(SUPPLIED DATA)
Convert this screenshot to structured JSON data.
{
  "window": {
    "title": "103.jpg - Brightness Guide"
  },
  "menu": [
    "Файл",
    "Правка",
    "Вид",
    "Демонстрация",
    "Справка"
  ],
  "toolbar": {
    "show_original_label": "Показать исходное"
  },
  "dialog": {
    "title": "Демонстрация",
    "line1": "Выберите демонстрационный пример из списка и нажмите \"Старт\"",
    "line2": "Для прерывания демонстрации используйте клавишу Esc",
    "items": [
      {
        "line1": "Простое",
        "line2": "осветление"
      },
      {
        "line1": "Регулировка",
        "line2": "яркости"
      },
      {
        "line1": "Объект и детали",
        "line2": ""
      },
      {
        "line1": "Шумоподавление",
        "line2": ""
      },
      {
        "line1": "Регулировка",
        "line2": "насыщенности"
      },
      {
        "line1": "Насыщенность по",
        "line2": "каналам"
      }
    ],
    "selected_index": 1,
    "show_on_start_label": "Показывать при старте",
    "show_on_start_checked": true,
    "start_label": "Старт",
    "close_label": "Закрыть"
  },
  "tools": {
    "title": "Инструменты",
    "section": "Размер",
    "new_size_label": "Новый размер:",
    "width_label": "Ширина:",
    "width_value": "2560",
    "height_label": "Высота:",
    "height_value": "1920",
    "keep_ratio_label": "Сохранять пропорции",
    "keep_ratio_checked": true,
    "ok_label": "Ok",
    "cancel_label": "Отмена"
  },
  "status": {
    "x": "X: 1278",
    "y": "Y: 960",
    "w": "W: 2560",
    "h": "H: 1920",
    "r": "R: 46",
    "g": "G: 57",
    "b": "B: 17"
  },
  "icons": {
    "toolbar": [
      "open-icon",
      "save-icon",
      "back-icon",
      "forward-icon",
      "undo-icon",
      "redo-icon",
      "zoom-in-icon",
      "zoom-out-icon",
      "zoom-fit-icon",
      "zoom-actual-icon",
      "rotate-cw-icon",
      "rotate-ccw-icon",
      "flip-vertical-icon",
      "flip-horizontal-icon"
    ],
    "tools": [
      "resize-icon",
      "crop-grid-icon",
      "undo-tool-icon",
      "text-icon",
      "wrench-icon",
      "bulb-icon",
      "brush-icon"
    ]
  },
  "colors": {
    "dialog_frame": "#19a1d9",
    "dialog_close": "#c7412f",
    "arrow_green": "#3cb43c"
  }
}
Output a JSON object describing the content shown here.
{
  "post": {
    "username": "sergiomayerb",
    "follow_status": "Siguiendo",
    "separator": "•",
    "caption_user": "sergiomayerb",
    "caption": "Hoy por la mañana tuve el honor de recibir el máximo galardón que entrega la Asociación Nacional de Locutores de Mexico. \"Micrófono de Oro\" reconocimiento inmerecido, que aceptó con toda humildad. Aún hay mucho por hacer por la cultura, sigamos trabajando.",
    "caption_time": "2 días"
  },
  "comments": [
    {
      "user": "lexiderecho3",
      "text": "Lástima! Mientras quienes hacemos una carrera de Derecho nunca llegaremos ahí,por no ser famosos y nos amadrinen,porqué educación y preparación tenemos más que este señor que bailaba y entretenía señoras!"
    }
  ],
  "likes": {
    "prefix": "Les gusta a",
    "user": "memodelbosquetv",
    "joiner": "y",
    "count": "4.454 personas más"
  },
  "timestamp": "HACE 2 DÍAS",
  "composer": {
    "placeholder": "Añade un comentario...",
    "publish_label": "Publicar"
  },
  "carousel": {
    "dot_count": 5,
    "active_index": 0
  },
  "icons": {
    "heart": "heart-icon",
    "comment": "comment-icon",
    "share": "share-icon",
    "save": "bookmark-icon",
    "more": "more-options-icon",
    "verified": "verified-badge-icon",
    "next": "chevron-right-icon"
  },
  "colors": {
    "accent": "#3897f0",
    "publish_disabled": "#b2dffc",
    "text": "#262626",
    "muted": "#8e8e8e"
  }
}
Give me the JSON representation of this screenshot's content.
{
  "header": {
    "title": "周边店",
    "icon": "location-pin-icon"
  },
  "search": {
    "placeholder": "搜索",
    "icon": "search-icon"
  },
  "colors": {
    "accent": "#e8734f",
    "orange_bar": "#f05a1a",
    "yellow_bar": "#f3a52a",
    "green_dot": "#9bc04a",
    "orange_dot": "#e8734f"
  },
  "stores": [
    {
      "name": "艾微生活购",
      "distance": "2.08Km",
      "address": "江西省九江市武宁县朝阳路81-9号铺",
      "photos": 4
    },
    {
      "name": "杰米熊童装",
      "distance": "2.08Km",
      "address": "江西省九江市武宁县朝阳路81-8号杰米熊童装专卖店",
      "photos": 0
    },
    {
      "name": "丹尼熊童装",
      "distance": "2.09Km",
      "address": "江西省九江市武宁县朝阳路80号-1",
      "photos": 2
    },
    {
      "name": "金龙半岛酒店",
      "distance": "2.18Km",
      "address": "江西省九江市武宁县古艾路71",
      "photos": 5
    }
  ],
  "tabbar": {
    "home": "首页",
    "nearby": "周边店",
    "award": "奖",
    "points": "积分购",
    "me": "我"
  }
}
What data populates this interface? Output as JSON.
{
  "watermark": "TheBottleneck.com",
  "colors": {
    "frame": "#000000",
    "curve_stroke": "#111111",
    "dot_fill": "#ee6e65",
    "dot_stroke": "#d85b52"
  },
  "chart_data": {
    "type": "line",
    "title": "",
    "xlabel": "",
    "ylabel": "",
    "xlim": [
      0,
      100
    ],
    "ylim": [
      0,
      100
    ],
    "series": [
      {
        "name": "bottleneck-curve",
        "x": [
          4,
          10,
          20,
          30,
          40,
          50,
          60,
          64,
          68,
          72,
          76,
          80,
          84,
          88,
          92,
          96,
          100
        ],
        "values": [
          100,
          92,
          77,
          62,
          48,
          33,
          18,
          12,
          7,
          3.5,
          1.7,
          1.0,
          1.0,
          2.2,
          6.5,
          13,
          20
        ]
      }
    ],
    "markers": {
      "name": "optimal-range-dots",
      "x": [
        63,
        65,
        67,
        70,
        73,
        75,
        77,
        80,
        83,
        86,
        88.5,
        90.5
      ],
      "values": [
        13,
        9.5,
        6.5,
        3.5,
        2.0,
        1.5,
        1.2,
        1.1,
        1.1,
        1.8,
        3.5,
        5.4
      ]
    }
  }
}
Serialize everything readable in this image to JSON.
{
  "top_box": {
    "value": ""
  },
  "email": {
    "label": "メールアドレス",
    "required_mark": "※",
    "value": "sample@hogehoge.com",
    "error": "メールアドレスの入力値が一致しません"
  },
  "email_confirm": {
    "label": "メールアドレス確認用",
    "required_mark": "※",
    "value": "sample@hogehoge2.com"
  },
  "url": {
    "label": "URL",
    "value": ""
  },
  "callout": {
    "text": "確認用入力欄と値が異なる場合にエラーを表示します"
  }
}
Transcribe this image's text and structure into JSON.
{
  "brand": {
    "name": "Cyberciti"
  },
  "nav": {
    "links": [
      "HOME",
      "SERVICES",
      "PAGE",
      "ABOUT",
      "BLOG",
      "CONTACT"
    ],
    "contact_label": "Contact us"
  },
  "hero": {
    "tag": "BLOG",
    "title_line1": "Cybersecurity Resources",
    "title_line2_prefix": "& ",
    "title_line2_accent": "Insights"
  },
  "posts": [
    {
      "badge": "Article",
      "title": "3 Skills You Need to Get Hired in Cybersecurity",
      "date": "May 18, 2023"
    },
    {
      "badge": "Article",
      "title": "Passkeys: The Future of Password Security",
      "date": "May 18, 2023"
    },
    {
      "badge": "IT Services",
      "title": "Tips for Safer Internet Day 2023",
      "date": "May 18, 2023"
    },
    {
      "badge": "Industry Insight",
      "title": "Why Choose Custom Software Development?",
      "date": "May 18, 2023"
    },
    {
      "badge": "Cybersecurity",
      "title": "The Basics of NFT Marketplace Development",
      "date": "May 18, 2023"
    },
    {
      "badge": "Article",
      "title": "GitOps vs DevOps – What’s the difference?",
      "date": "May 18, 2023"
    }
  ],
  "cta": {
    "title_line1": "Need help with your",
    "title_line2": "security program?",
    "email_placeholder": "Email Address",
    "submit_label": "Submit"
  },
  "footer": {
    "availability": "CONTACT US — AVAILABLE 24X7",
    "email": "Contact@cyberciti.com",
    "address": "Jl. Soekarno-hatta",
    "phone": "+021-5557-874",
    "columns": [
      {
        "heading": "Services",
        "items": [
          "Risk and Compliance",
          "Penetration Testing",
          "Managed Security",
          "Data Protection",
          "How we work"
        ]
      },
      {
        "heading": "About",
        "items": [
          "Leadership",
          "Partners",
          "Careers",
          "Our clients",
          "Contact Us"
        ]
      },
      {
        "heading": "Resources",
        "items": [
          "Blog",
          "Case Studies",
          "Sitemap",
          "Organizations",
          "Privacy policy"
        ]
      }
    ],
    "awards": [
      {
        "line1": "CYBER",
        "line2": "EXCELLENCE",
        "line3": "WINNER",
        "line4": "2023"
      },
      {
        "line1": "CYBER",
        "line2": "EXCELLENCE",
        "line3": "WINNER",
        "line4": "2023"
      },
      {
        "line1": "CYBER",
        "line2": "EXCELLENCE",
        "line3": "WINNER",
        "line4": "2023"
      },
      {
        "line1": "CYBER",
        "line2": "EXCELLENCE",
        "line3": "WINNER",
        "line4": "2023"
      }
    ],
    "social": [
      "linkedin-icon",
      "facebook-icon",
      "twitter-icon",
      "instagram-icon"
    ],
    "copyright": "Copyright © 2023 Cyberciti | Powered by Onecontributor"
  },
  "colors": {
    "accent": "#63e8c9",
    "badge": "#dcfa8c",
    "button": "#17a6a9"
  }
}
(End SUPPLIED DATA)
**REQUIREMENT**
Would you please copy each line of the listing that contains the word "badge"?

**ANSWER FOR THIS EXERCISE**
    "verified": "verified-badge-icon",
      "badge": "Article",
      "badge": "Article",
      "badge": "IT Services",
      "badge": "Industry Insight",
      "badge": "Cybersecurity",
      "badge": "Article",
    "badge": "#dcfa8c",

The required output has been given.